■ How to complete this task
The response has to reproduce all entries exactly while excluding their pictures.

(Dataset rows describing interfaces)
>>>

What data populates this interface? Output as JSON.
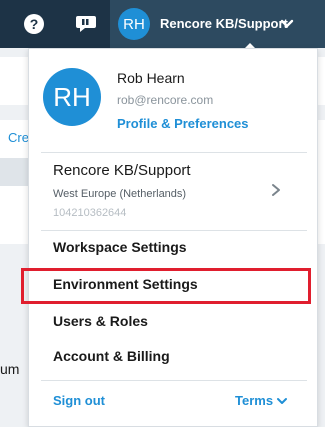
{
  "header": {
    "help_icon": "question-circle-icon",
    "feedback_icon": "speech-bubble-icon",
    "account": {
      "initials": "RH",
      "tenant": "Rencore KB/Support",
      "chevron": "chevron-down-icon"
    }
  },
  "background": {
    "link_fragment": "Cre",
    "text_fragment": "um"
  },
  "dropdown": {
    "user": {
      "initials": "RH",
      "name": "Rob Hearn",
      "email": "rob@rencore.com",
      "profile_link": "Profile & Preferences"
    },
    "tenant": {
      "name": "Rencore KB/Support",
      "region": "West Europe (Netherlands)",
      "id": "104210362644",
      "chevron": "chevron-right-icon"
    },
    "menu_items": [
      {
        "label": "Workspace Settings"
      },
      {
        "label": "Environment Settings",
        "highlighted": true
      },
      {
        "label": "Users & Roles"
      },
      {
        "label": "Account & Billing"
      }
    ],
    "footer": {
      "sign_out": "Sign out",
      "terms": "Terms"
    }
  },
  "colors": {
    "topbar": "#1d3346",
    "accent": "#1f8fd6",
    "highlight_border": "#e01e2e"
  }
}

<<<

■ Result
What data populates this interface? Output as JSON.
{
  "header": {
    "help_icon": "question-circle-icon",
    "feedback_icon": "speech-bubble-icon",
    "account": {
      "initials": "RH",
      "tenant": "Rencore KB/Support",
      "chevron": "chevron-down-icon"
    }
  },
  "background": {
    "link_fragment": "Cre",
    "text_fragment": "um"
  },
  "dropdown": {
    "user": {
      "initials": "RH",
      "name": "Rob Hearn",
      "email": "rob@rencore.com",
      "profile_link": "Profile & Preferences"
    },
    "tenant": {
      "name": "Rencore KB/Support",
      "region": "West Europe (Netherlands)",
      "id": "104210362644",
      "chevron": "chevron-right-icon"
    },
    "menu_items": [
      {
        "label": "Workspace Settings"
      },
      {
        "label": "Environment Settings",
        "highlighted": true
      },
      {
        "label": "Users & Roles"
      },
      {
        "label": "Account & Billing"
      }
    ],
    "footer": {
      "sign_out": "Sign out",
      "terms": "Terms"
    }
  },
  "colors": {
    "topbar": "#1d3346",
    "accent": "#1f8fd6",
    "highlight_border": "#e01e2e"
  }
}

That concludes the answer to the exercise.